Giving real-world and community context to the business impact of this unmatched technology, SQL Server expert and consultant, Mike Lawell of Linchpin People, explains: “Stretch Database is a feature we’ve all dreamed about but couldn’t imagine ever being implemented. It will allow production databases to offload ‘older’ [cold] data to an ‘archive’ location in the Microsoft Azure cloud without losing access to the data. This is huge for the clients that refuse or are unable to let go of their data. Many enterprises need quick access to their data for compliance reasons, and now they can now push that data up to the cloud. This will save large amounts of money in storage cost and still allow ready access for compliance audits.”
As data becomes the center of digital business, IT security has to be focused on data. For more information, see the July 10, 2015, Forrester report (The Future Of Data Security And Privacy: Growth And Competitive Differentiation Vision: The Data Security And Privacy Playbook). With this focus, organizations need to think of data security and privacy as a way to differentiate themselves from their competition. For example, companies that can assure that customer and business data are secure have a competitive edge over companies that don’t make data security a priority. So to remain competitive, business and technical decision makers need a data platform with built-in security, and they need a strategy that takes advantage of such capabilities.
SQL Server has built-in security that includes Always Encrypted, a feature that gains important new and unique enhancements in SQL Server 2016. With Always Encrypted, SQL Server is the first data platform that provides query-able encryption. Now, data can be encrypted while at rest and in motion (both on-premises and in the cloud), and the new Transparent Queryable Encryption lets users query that data while it is encrypted, with very little overhead.
With Always Encrypted, SQL Server 2016 helps organizations guarantee that the data and the corresponding keys are never seen in plain text on the server. Always Encrypted capabilities ensure that DBAs and other high-privileged but unauthorized users cannot access sensitive data stored in a SQL Server database.

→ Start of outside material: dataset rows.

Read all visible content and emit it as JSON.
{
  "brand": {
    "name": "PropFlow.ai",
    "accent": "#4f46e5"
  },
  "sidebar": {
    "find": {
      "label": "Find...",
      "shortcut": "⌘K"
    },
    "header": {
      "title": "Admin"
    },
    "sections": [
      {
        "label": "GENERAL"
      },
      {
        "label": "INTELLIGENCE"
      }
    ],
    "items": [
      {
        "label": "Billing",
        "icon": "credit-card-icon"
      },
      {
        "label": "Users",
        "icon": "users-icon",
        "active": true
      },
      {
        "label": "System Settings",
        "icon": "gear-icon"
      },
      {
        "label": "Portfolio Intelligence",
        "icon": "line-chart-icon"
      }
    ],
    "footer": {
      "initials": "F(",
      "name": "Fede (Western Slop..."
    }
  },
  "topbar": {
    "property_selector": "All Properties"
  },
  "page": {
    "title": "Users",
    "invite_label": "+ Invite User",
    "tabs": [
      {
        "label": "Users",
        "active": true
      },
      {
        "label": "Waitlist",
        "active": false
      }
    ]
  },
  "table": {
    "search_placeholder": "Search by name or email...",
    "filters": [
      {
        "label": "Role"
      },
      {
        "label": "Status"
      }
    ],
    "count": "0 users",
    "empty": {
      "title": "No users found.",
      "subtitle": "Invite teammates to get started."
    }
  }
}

As we believe the cited Forrester report highlighted, excellent data security can help organizations compete. And if there is any doubt about the importance of advanced security technology, consider the results of a recent independent study by King Research, “Enterprise Application Security Market Research Report.” For this study, more than 400 InfoSec professionals rated the importance of various criteria for selecting security products on a scale of 1 to 10. Respondents rated “Security Advantage by Using Superior Technology” at a very high 7.5 on that scale.

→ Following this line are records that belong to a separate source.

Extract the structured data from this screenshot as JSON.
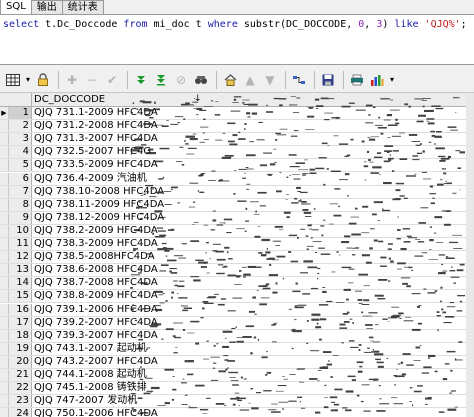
{
  "tabs": [
    {
      "label": "SQL"
    },
    {
      "label": "输出"
    },
    {
      "label": "统计表"
    }
  ],
  "editor": {
    "kw_select": "select",
    "col": " t.Dc_Doccode ",
    "kw_from": "from",
    "tbl": " mi_doc t ",
    "kw_where": "where",
    "fn": " substr(DC_DOCCODE, ",
    "n0": "0",
    "comma": ", ",
    "n3": "3",
    "close": ") ",
    "kw_like": "like",
    "space": " ",
    "lit": "'QJQ%'",
    "semi": ";"
  },
  "toolbar": {
    "icons": [
      "grid-icon",
      "lock-icon",
      "add-row-icon",
      "delete-row-icon",
      "post-icon",
      "next-record-icon",
      "last-record-icon",
      "clear-icon",
      "find-icon",
      "home-icon",
      "prev-icon",
      "next-icon",
      "query-icon",
      "save-icon",
      "print-icon",
      "chart-icon"
    ]
  },
  "grid": {
    "column_header": "DC_DOCCODE",
    "sort_indicator": "↓",
    "rows": [
      {
        "n": "1",
        "v": "QJQ 731.1-2009 HFC4DA"
      },
      {
        "n": "2",
        "v": "QJQ 731.2-2008 HFC4DA"
      },
      {
        "n": "3",
        "v": "QJQ 731.3-2007 HFC4DA"
      },
      {
        "n": "4",
        "v": "QJQ 732.5-2007 HFC4G"
      },
      {
        "n": "5",
        "v": "QJQ 733.5-2009 HFC4DA"
      },
      {
        "n": "6",
        "v": "QJQ 736.4-2009 汽油机"
      },
      {
        "n": "7",
        "v": "QJQ 738.10-2008 HFC4DA"
      },
      {
        "n": "8",
        "v": "QJQ 738.11-2009 HFC4DA"
      },
      {
        "n": "9",
        "v": "QJQ 738.12-2009 HFC4DA"
      },
      {
        "n": "10",
        "v": "QJQ 738.2-2009 HFC4DA"
      },
      {
        "n": "11",
        "v": "QJQ 738.3-2009 HFC4DA"
      },
      {
        "n": "12",
        "v": "QJQ 738.5-2008HFC4DA"
      },
      {
        "n": "13",
        "v": "QJQ 738.6-2008 HFC4DA"
      },
      {
        "n": "14",
        "v": "QJQ 738.7-2008 HFC4DA"
      },
      {
        "n": "15",
        "v": "QJQ 738.8-2009 HFC4DA"
      },
      {
        "n": "16",
        "v": "QJQ 739.1-2006 HFC4DA"
      },
      {
        "n": "17",
        "v": "QJQ 739.2-2007 HFC4DA"
      },
      {
        "n": "18",
        "v": "QJQ 739.3-2007 HFC4DA"
      },
      {
        "n": "19",
        "v": "QJQ 743.1-2007 起动机"
      },
      {
        "n": "20",
        "v": "QJQ 743.2-2007 HFC4DA"
      },
      {
        "n": "21",
        "v": "QJQ 744.1-2008 起动机"
      },
      {
        "n": "22",
        "v": "QJQ 745.1-2008 铸铁排"
      },
      {
        "n": "23",
        "v": "QJQ 747-2007 发动机"
      },
      {
        "n": "24",
        "v": "QJQ 750.1-2006 HFC4DA"
      }
    ]
  }
}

SQL Server 2016 Always Encrypted technology helps protect your data at rest and in motion, on-premises and in the cloud, with master keys sitting with the application, without application changes. SQL Server provides superior data platform security technology that can serve as the foundation for a comprehensive data security strategy to help your organization compete.

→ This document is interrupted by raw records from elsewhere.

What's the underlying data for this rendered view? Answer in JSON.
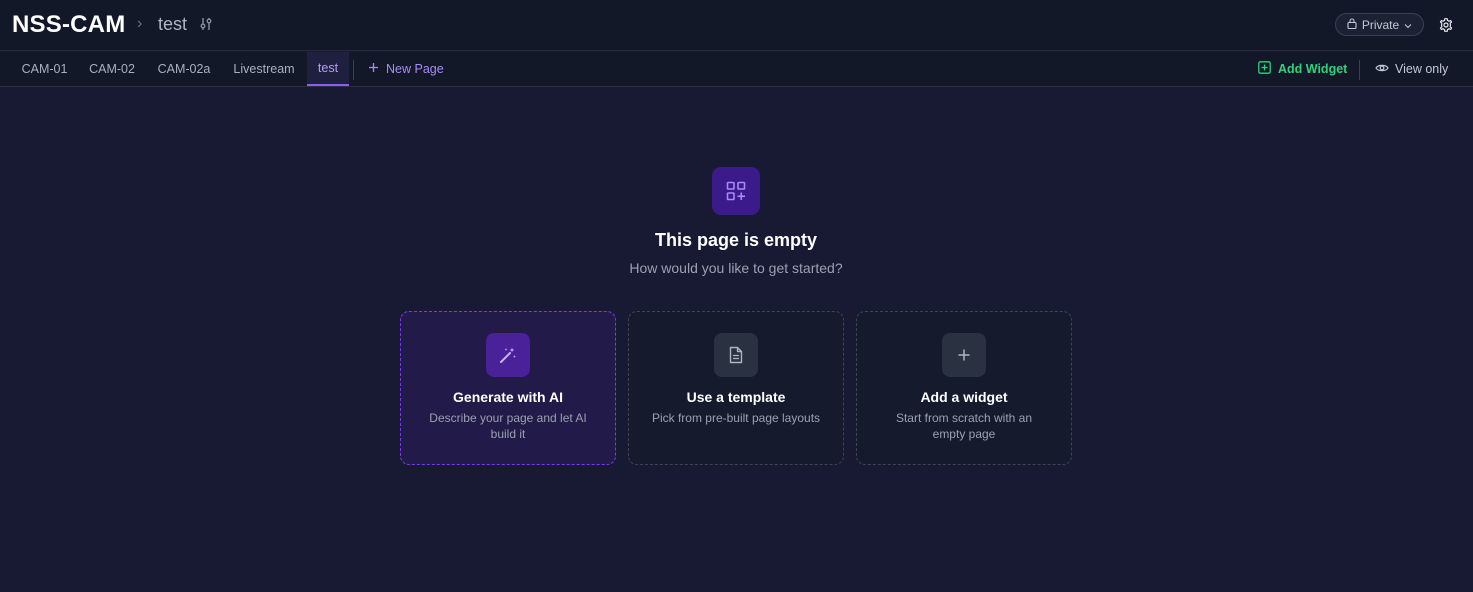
{
  "header": {
    "app_title": "NSS-CAM",
    "breadcrumb_separator": "›",
    "current_page": "test",
    "privacy": "Private",
    "icons": {
      "page_settings": "sliders-icon",
      "privacy_lock": "lock-icon",
      "privacy_chevron": "chevron-down-icon",
      "settings": "gear-icon"
    }
  },
  "tabs": [
    {
      "label": "CAM-01",
      "active": false
    },
    {
      "label": "CAM-02",
      "active": false
    },
    {
      "label": "CAM-02a",
      "active": false
    },
    {
      "label": "Livestream",
      "active": false
    },
    {
      "label": "test",
      "active": true
    }
  ],
  "toolbar": {
    "new_page": "New Page",
    "add_widget": "Add Widget",
    "view_only": "View only"
  },
  "empty_state": {
    "icon": "grid-plus-icon",
    "title": "This page is empty",
    "subtitle": "How would you like to get started?",
    "options": [
      {
        "title": "Generate with AI",
        "description": "Describe your page and let AI build it",
        "icon": "magic-wand-icon"
      },
      {
        "title": "Use a template",
        "description": "Pick from pre-built page layouts",
        "icon": "file-text-icon"
      },
      {
        "title": "Add a widget",
        "description": "Start from scratch with an empty page",
        "icon": "plus-icon"
      }
    ]
  },
  "colors": {
    "background": "#181a33",
    "header": "#131828",
    "accent_purple": "#8b5cf6",
    "add_widget_green": "#2fd27a"
  }
}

As upcoming technical blogs will explain in detail, SQL Server 2016 enhances the built-in administrative tools that work with the cloud, including backup to Azure, migration of on-premises SQL Server to Azure and the ability to easily add an Azure node to an AlwaysOn Availability Group in a hybrid environment. In addition, SQL Server has several options for backing up to Azure, including managed backup, backup to Azure Block Blobs and Azure Storage snapshot backup. SQL Server 2016 has made enhancements in each of these backup options.
All of this built-in cloud functionality makes SQL Server the industry leader in value. Microsoft continues to build in innovation so that organizations do not have to purchase expensive add-ins in order to get the benefits of the cloud with security, simplicity and consistency across on-premises and the cloud.
See the other posts in the SQL Server 2016 blogging series.